Overnight they were joined by senior frontbenchers, who command the defence and foreign affairs briefs. Today, Corbyn clarified, stressing his condemnation of the attack and saying the evidence pointed towards Russia. But he reiterated the need
not to rush ahead of evidence in what he referred to as the fevered atmosphere of Westminster. Is he right to go slowly? Or is more cross-party solidarity called for at a time when a foreign agent appears to be targeting people on British soil?
That is entirely in keeping with an editorial decision made on the basis of sound news judgement. The item which followed consisted of a report by David Grossman on the British left's current and historic attitudes towards Russia, and a studio
discussion whose two participants were both generally supportive of Mr Corbyn, though one of them believed he had missed an opportunity to be "crystal clear" in his condemnation. The ECU saw no grounds for regarding the contents of the
item as less than impartial or fair to Mr Corbyn.
The European Broadcasting Union (EBU) has barred one of China's most popular TV channels from
airing the Eurovision song contest after it censored LGBT elements of the competition.
Mango TV was criticised for blurring rainbow flags and censoring tattoos during Tuesday's first semi-final. It also decided not to air performances by the Irish and Albanian entries.
The EBU said the censorship was not in line with its values of diversity:
It is with regret that we will therefore immediately be terminating our partnership with the broadcaster and they will not be permitted to broadcast the second Semi-Final or the Grand Final.
The Irish entry, Ryan O'Shaughnessy, told the BBC that he welcomed the EBU's decision. He will perform at the final in Lisbon on Saturday with a song about the end of a relationship. He was accompanied by two male dancers during the performance
that was apparently censored by Mango TV.
US lawmakers from both political parties have come together to reintroduce a bill that, if passed, would prohibit the US
government from forcing tech product makers to undermine users safety and security with back door access.

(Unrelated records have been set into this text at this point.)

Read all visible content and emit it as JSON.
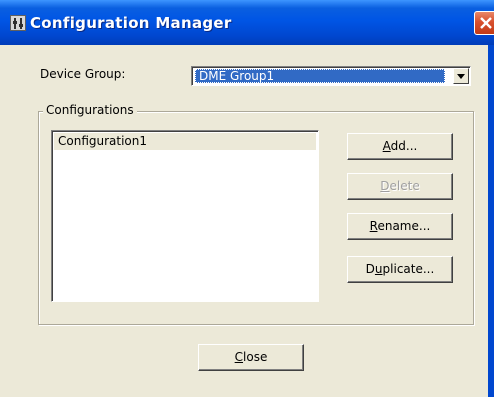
{
  "window": {
    "title": "Configuration Manager",
    "icon": "dme-fader-icon",
    "title_bar_color": "#0055e5",
    "face_color": "#ece9d8"
  },
  "device_group": {
    "label": "Device Group:",
    "selected": "DME Group1"
  },
  "configurations": {
    "group_label": "Configurations",
    "items": [
      "Configuration1"
    ]
  },
  "buttons": {
    "add": {
      "label_mn": "A",
      "label_rest": "dd..."
    },
    "delete": {
      "label_mn": "D",
      "label_rest": "elete",
      "enabled": false
    },
    "rename": {
      "label_mn": "R",
      "label_rest": "ename..."
    },
    "duplicate": {
      "label_pre": "D",
      "label_mn": "u",
      "label_rest": "plicate..."
    },
    "close": {
      "label_mn": "C",
      "label_rest": "lose"
    }
  }
}
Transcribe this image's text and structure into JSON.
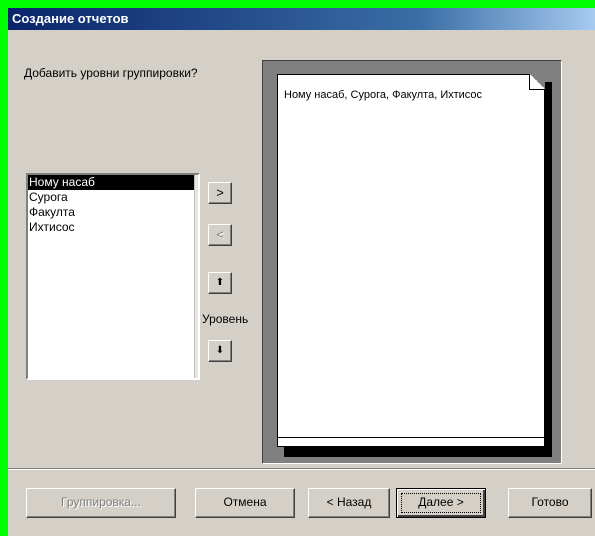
{
  "window": {
    "title": "Создание отчетов"
  },
  "prompt": "Добавить уровни группировки?",
  "fields": {
    "items": [
      "Ному насаб",
      "Сурога",
      "Факулта",
      "Ихтисос"
    ],
    "selected": "Ному насаб"
  },
  "move_buttons": {
    "add": ">",
    "remove": "<",
    "priority_up": "⬆",
    "priority_down": "⬇",
    "level_label": "Уровень"
  },
  "preview": {
    "text": "Ному насаб, Сурога, Факулта, Ихтисос"
  },
  "footer": {
    "grouping": "Группировка...",
    "cancel": "Отмена",
    "back": "< Назад",
    "next": "Далее >",
    "finish": "Готово"
  }
}
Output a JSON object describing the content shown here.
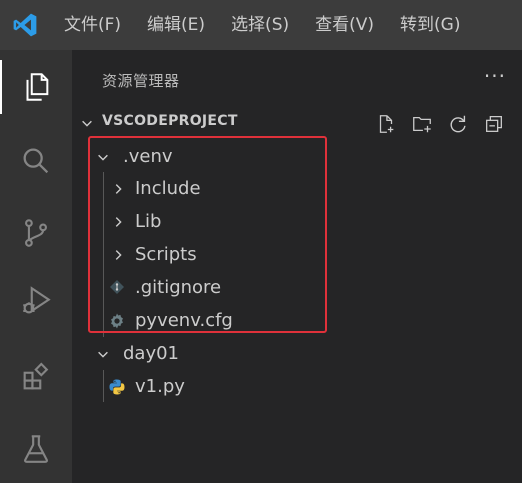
{
  "menu": {
    "items": [
      {
        "label": "文件(F)"
      },
      {
        "label": "编辑(E)"
      },
      {
        "label": "选择(S)"
      },
      {
        "label": "查看(V)"
      },
      {
        "label": "转到(G)"
      }
    ]
  },
  "activity_bar": {
    "items": [
      "explorer-icon",
      "search-icon",
      "source-control-icon",
      "run-debug-icon",
      "extensions-icon",
      "testing-icon"
    ],
    "active": "explorer-icon"
  },
  "sidebar": {
    "title": "资源管理器",
    "more_label": "···",
    "section": {
      "title": "VSCODEPROJECT",
      "actions": [
        "new-file-icon",
        "new-folder-icon",
        "refresh-icon",
        "collapse-all-icon"
      ]
    },
    "tree": [
      {
        "label": ".venv",
        "type": "folder",
        "expanded": true
      },
      {
        "label": "Include",
        "type": "folder",
        "expanded": false
      },
      {
        "label": "Lib",
        "type": "folder",
        "expanded": false
      },
      {
        "label": "Scripts",
        "type": "folder",
        "expanded": false
      },
      {
        "label": ".gitignore",
        "type": "file",
        "icon": "git-icon"
      },
      {
        "label": "pyvenv.cfg",
        "type": "file",
        "icon": "gear-icon"
      },
      {
        "label": "day01",
        "type": "folder",
        "expanded": true
      },
      {
        "label": "v1.py",
        "type": "file",
        "icon": "python-icon"
      }
    ]
  },
  "colors": {
    "accent_logo": "#2c9ce8",
    "highlight_border": "#e0313a",
    "python_blue": "#3b8ccf",
    "python_yellow": "#f2c744"
  }
}
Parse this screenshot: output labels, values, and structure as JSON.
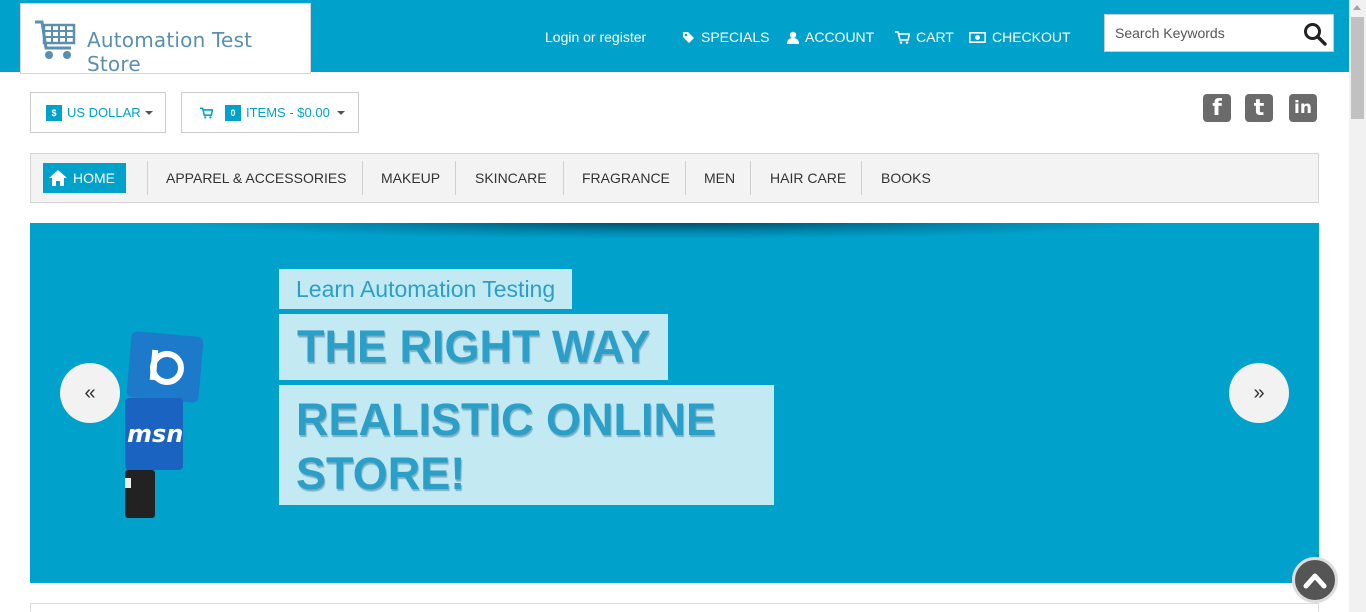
{
  "header": {
    "logo_text": "Automation Test Store",
    "links": {
      "login": "Login or register",
      "specials": "SPECIALS",
      "account": "ACCOUNT",
      "cart": "CART",
      "checkout": "CHECKOUT"
    },
    "search": {
      "placeholder": "Search Keywords",
      "value": ""
    }
  },
  "toolbar": {
    "currency_badge": "$",
    "currency_label": "US DOLLAR",
    "cart_count": "0",
    "cart_label": "ITEMS - $0.00"
  },
  "social": {
    "facebook": "f",
    "twitter": "t",
    "linkedin": "in"
  },
  "nav": {
    "home": "HOME",
    "items": [
      "APPAREL & ACCESSORIES",
      "MAKEUP",
      "SKINCARE",
      "FRAGRANCE",
      "MEN",
      "HAIR CARE",
      "BOOKS"
    ]
  },
  "banner": {
    "line1": "Learn Automation Testing",
    "line2": "THE RIGHT WAY",
    "line3": "REALISTIC ONLINE STORE!",
    "prev_glyph": "«",
    "next_glyph": "»"
  },
  "colors": {
    "accent": "#00a1cb",
    "nav_bg": "#f3f3f3",
    "banner_text": "#2c9fc8"
  },
  "icons": [
    "cart-logo-icon",
    "tag-icon",
    "user-icon",
    "cart-icon",
    "money-icon",
    "search-icon",
    "home-icon",
    "chevron-up-icon"
  ]
}
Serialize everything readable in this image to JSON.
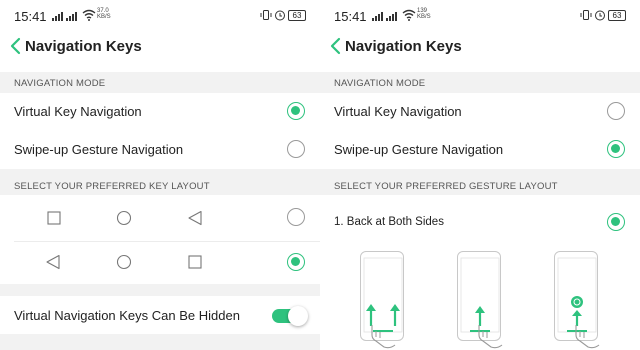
{
  "status_bar": {
    "time": "15:41",
    "left_speed": "37.0\nKB/S",
    "right_speed": "139\nKB/S",
    "battery": "63"
  },
  "header": {
    "title": "Navigation Keys"
  },
  "left": {
    "section_mode": "NAVIGATION MODE",
    "options": [
      {
        "label": "Virtual Key Navigation",
        "selected": true
      },
      {
        "label": "Swipe-up Gesture Navigation",
        "selected": false
      }
    ],
    "section_layout": "SELECT YOUR PREFERRED KEY LAYOUT",
    "layouts": [
      {
        "keys": [
          "square-icon",
          "circle-icon",
          "back-triangle-icon"
        ],
        "selected": false
      },
      {
        "keys": [
          "back-triangle-icon",
          "circle-icon",
          "square-icon"
        ],
        "selected": true
      }
    ],
    "toggle_label": "Virtual Navigation Keys Can Be Hidden",
    "toggle_on": true
  },
  "right": {
    "section_mode": "NAVIGATION MODE",
    "options": [
      {
        "label": "Virtual Key Navigation",
        "selected": false
      },
      {
        "label": "Swipe-up Gesture Navigation",
        "selected": true
      }
    ],
    "section_layout": "SELECT YOUR PREFERRED GESTURE LAYOUT",
    "gesture_option": {
      "label": "1. Back at Both Sides",
      "selected": true
    }
  },
  "colors": {
    "accent": "#2ec27e",
    "section_bg": "#f2f2f2",
    "text": "#222222"
  }
}
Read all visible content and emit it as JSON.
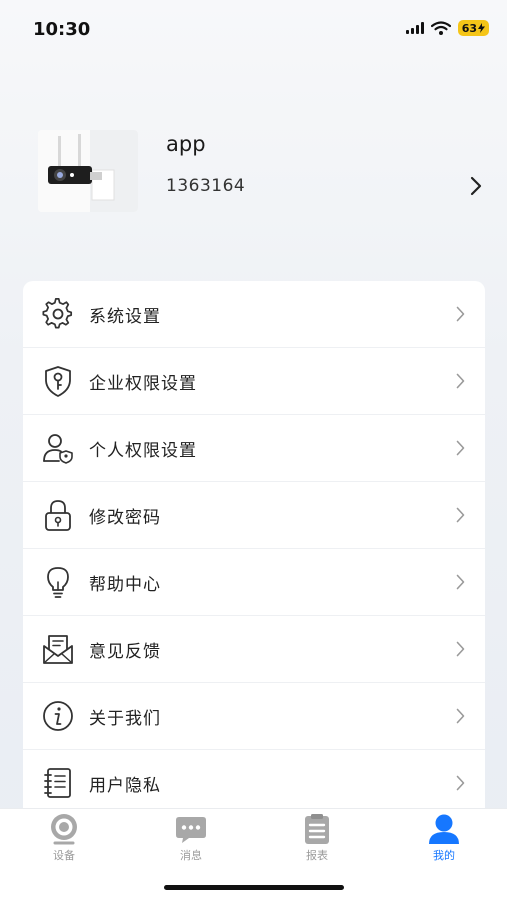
{
  "status_bar": {
    "time": "10:30",
    "battery": "63"
  },
  "profile": {
    "name": "app",
    "id": "1363164"
  },
  "menu": [
    {
      "label": "系统设置",
      "icon": "gear-icon"
    },
    {
      "label": "企业权限设置",
      "icon": "shield-key-icon"
    },
    {
      "label": "个人权限设置",
      "icon": "user-shield-icon"
    },
    {
      "label": "修改密码",
      "icon": "lock-icon"
    },
    {
      "label": "帮助中心",
      "icon": "lightbulb-icon"
    },
    {
      "label": "意见反馈",
      "icon": "mail-feedback-icon"
    },
    {
      "label": "关于我们",
      "icon": "info-icon"
    },
    {
      "label": "用户隐私",
      "icon": "notebook-icon"
    }
  ],
  "tabs": [
    {
      "label": "设备",
      "icon": "camera-icon",
      "active": false
    },
    {
      "label": "消息",
      "icon": "chat-icon",
      "active": false
    },
    {
      "label": "报表",
      "icon": "report-icon",
      "active": false
    },
    {
      "label": "我的",
      "icon": "user-icon",
      "active": true
    }
  ],
  "colors": {
    "accent": "#1677ff",
    "inactive": "#9a9a9a",
    "battery": "#f5c518"
  }
}
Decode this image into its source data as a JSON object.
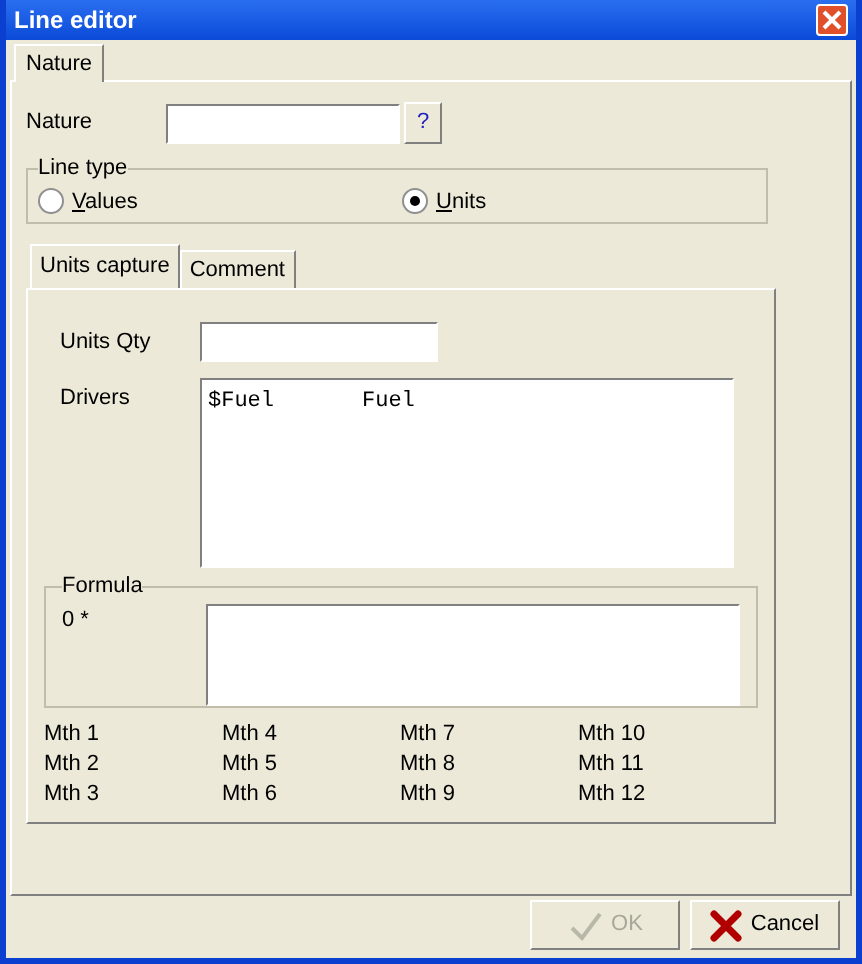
{
  "window": {
    "title": "Line editor"
  },
  "tabs": [
    {
      "label": "Nature",
      "selected": true
    }
  ],
  "nature": {
    "label": "Nature",
    "help_button": "?"
  },
  "line_type": {
    "title": "Line type",
    "options": [
      {
        "label": "Values",
        "selected": false
      },
      {
        "label": "Units",
        "selected": true
      }
    ]
  },
  "inner_tabs": [
    {
      "label": "Units capture",
      "selected": true
    },
    {
      "label": "Comment",
      "selected": false
    }
  ],
  "units_qty": {
    "label": "Units Qty"
  },
  "drivers": {
    "label": "Drivers",
    "rows": [
      {
        "code": "$Fuel",
        "name": "Fuel"
      }
    ]
  },
  "formula": {
    "title": "Formula",
    "prefix": "0 *"
  },
  "months": [
    "Mth 1",
    "Mth 2",
    "Mth 3",
    "Mth 4",
    "Mth 5",
    "Mth 6",
    "Mth 7",
    "Mth 8",
    "Mth 9",
    "Mth 10",
    "Mth 11",
    "Mth 12"
  ],
  "buttons": [
    {
      "label": "OK",
      "kind": "ok",
      "disabled": true
    },
    {
      "label": "Cancel",
      "kind": "cancel",
      "disabled": false
    }
  ]
}
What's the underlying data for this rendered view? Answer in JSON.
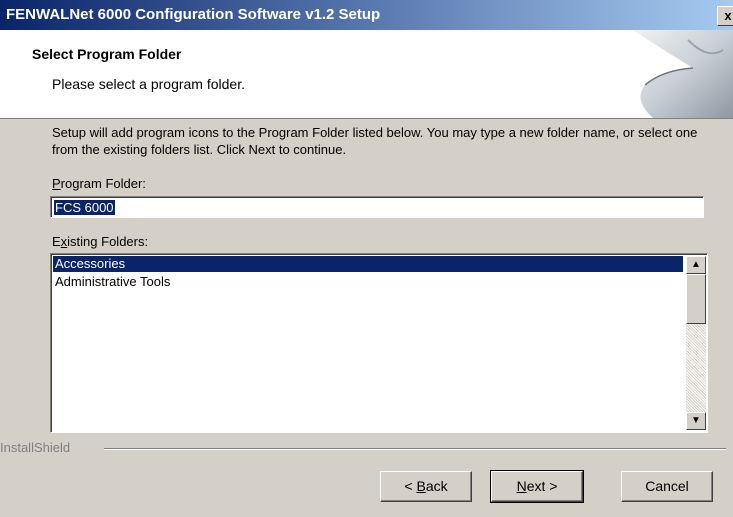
{
  "window": {
    "title": "FENWALNet 6000 Configuration Software v1.2 Setup",
    "close_label": "x"
  },
  "header": {
    "title": "Select Program Folder",
    "subtitle": "Please select a program folder."
  },
  "description": "Setup will add program icons to the Program Folder listed below.  You may type a new folder name, or select one from the existing folders list.  Click Next to continue.",
  "program_folder": {
    "label_prefix": "",
    "label_underline": "P",
    "label_rest": "rogram Folder:",
    "value": "FCS 6000"
  },
  "existing_folders": {
    "label_prefix": "E",
    "label_underline": "x",
    "label_rest": "isting Folders:",
    "items": [
      "Accessories",
      "Administrative Tools"
    ],
    "selected_index": 0,
    "scroll_up": "▲",
    "scroll_down": "▼"
  },
  "brand": "InstallShield",
  "buttons": {
    "back_prefix": "< ",
    "back_underline": "B",
    "back_rest": "ack",
    "next_underline": "N",
    "next_rest": "ext >",
    "cancel": "Cancel"
  }
}
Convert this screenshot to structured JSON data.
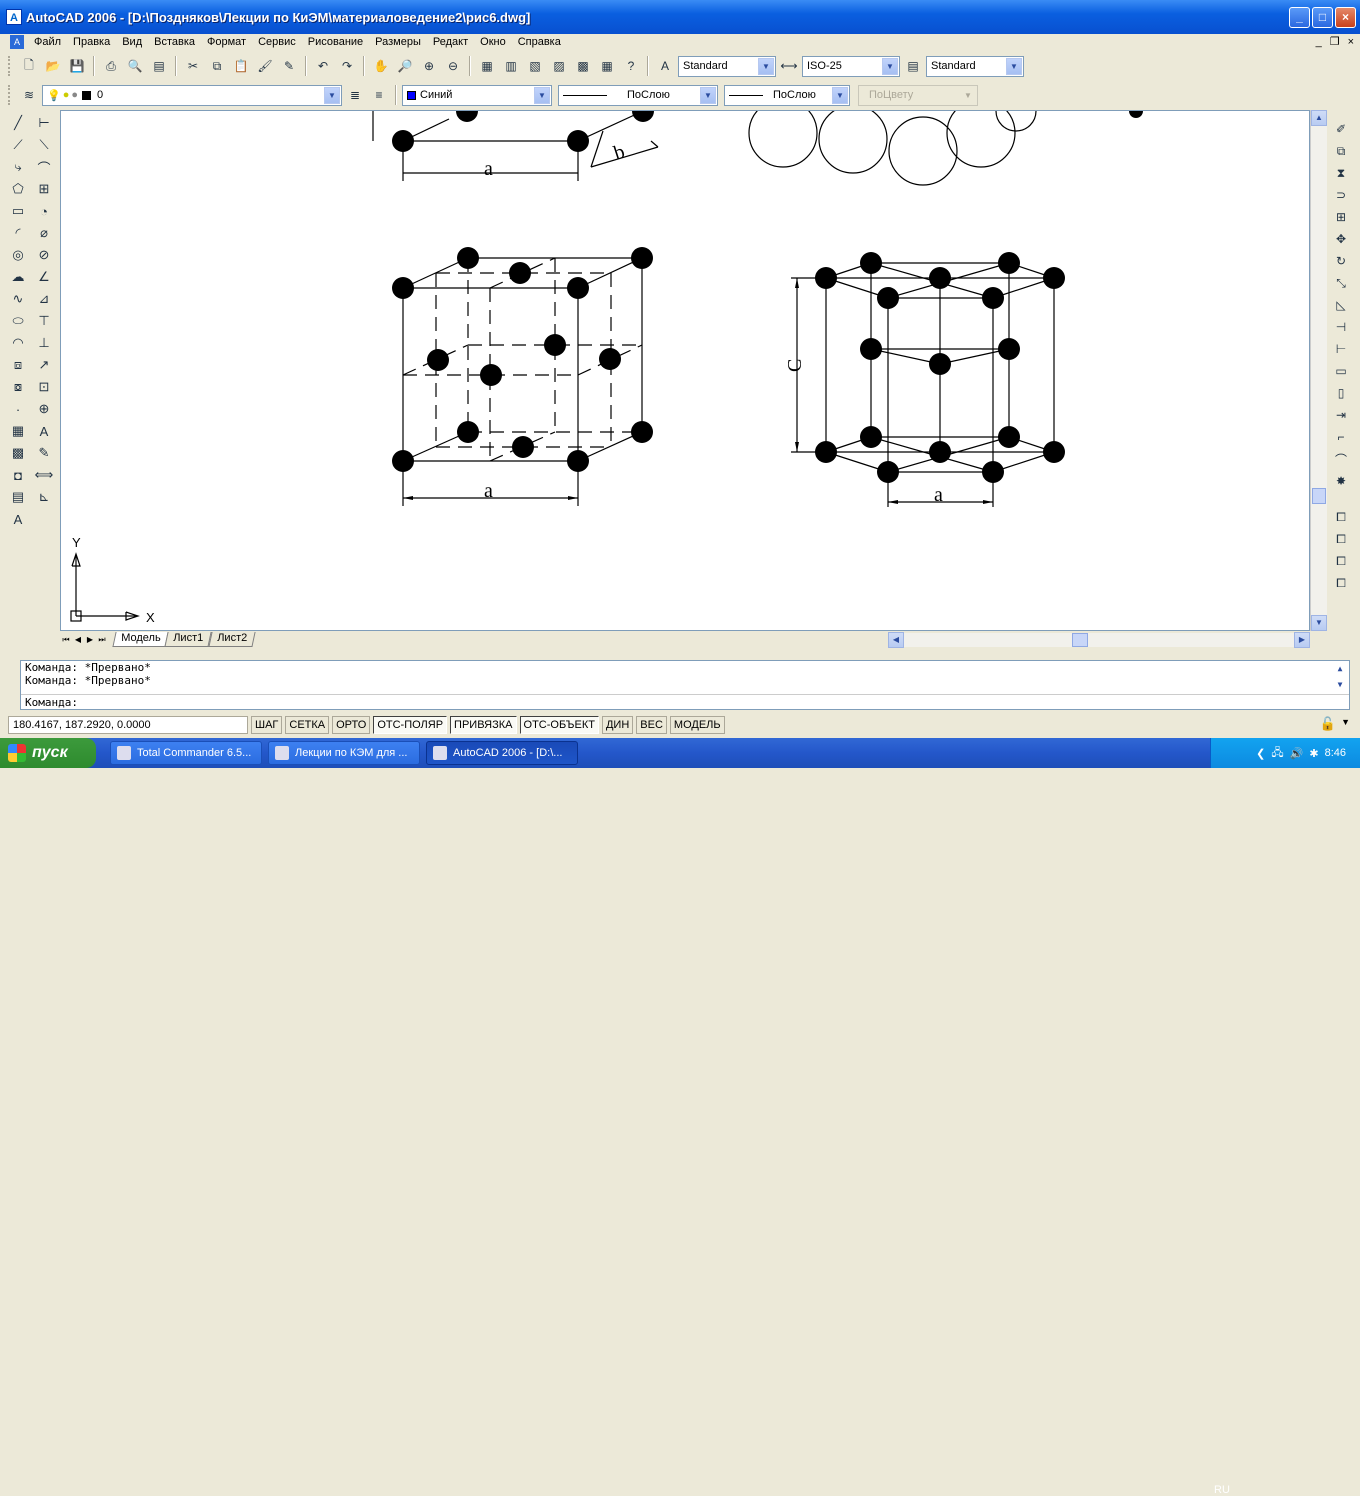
{
  "window": {
    "title": "AutoCAD 2006 - [D:\\Поздняков\\Лекции по КиЭМ\\материаловедение2\\рис6.dwg]",
    "app_icon": "autocad-icon"
  },
  "menu": [
    "Файл",
    "Правка",
    "Вид",
    "Вставка",
    "Формат",
    "Сервис",
    "Рисование",
    "Размеры",
    "Редакт",
    "Окно",
    "Справка"
  ],
  "styles": {
    "text_style": "Standard",
    "dim_style": "ISO-25",
    "table_style": "Standard"
  },
  "layers": {
    "current_layer": "0",
    "color": "Синий",
    "color_hex": "#0000ff",
    "linetype": "ПоСлою",
    "lineweight": "ПоСлою",
    "plotstyle": "ПоЦвету"
  },
  "drawing": {
    "label_a": "a",
    "label_b": "b",
    "label_c": "C",
    "ucs_x": "X",
    "ucs_y": "Y"
  },
  "layout_tabs": [
    "Модель",
    "Лист1",
    "Лист2"
  ],
  "command": {
    "history": [
      "Команда:  *Прервано*",
      "Команда:  *Прервано*"
    ],
    "prompt": "Команда:"
  },
  "status": {
    "coords": "180.4167, 187.2920, 0.0000",
    "toggles": [
      {
        "label": "ШАГ",
        "on": false
      },
      {
        "label": "СЕТКА",
        "on": false
      },
      {
        "label": "ОРТО",
        "on": false
      },
      {
        "label": "ОТС-ПОЛЯР",
        "on": true
      },
      {
        "label": "ПРИВЯЗКА",
        "on": true
      },
      {
        "label": "ОТС-ОБЪЕКТ",
        "on": true
      },
      {
        "label": "ДИН",
        "on": false
      },
      {
        "label": "ВЕС",
        "on": false
      },
      {
        "label": "МОДЕЛЬ",
        "on": false
      }
    ]
  },
  "taskbar": {
    "start": "пуск",
    "tasks": [
      "Total Commander 6.5...",
      "Лекции по КЭМ для ...",
      "AutoCAD 2006 - [D:\\..."
    ],
    "lang": "RU",
    "clock": "8:46"
  }
}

The bill, known as the Secure Data Act of 2018 , was returned to the US House of Representatives by Representative Zoe Lofgren and Thomas Massie.
The Secure Data Act forbids any government agency from demanding that a manufacturer, developer, or seller of covered products design or alter the security functions in its product or service to allow the surveillance of any user of such product
or service, or to allow the physical search of such product, by any agency. It also prohibits courts from issuing orders to compel access to data.
Covered products include computer hardware, software, or electronic devices made available to the public. The bill makes an exception for telecom companies, which under the 1994 Communications Assistance for Law Enforcement Act (CALEA) would still
have to help law enforcement agencies access their communication networks.
Conan Exiles is a 2018 Norway online survival game by Funcom, either played from the first-person or third-person perspective.
Many months ago, windowscentral.com
reported that the American ESRB might give Conan Exiles an AO for Adults Only rating which could prevent it from coming to consoles. To avoid this, Funcom had to censor some adult content like exposed penises and testicles for release in countries
using ESRB ratings.
A Funcom spokesperson clarified the situation. On consoles, full nudity is only available in PEGI (Albania, Bulgaria, Switzerland, United Kingdom, and more) and USK (Germany) territories. You can activate it by downloading the Nudity add-on which
come with the game purchase.
Unfortunately, only partial nudity is available in ESRB (Bahamas, Mexico, United Arab Emirates, United States, and more) countries.